▸ **About this task**: Show me each line of the listing below where the word "Velocity" appears.

▬▬▬

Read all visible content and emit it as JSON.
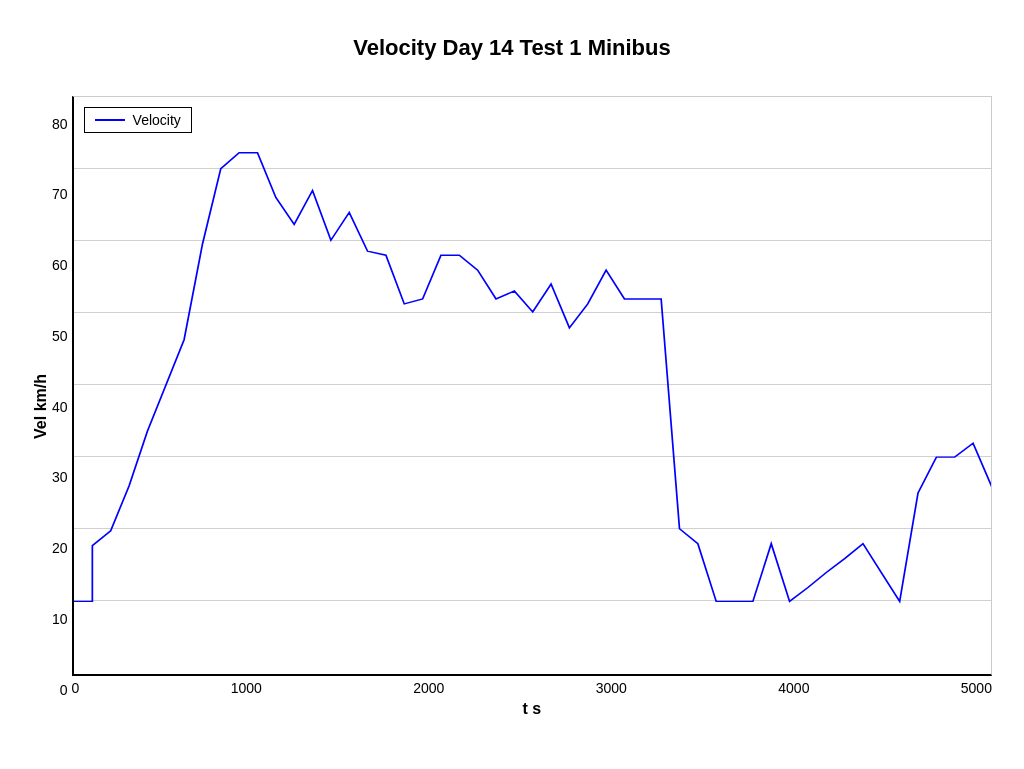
{
  "chart": {
    "title": "Velocity Day 14 Test 1 Minibus",
    "y_axis_label": "Vel km/h",
    "x_axis_label": "t s",
    "legend_label": "Velocity",
    "y_ticks": [
      0,
      10,
      20,
      30,
      40,
      50,
      60,
      70,
      80
    ],
    "x_ticks": [
      0,
      1000,
      2000,
      3000,
      4000,
      5000
    ],
    "x_min": 0,
    "x_max": 5000,
    "y_min": 0,
    "y_max": 80,
    "line_color": "blue"
  }
}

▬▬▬

▸ **Exercise result**:
    "title": "Velocity Day 14 Test 1 Minibus",
    "legend_label": "Velocity",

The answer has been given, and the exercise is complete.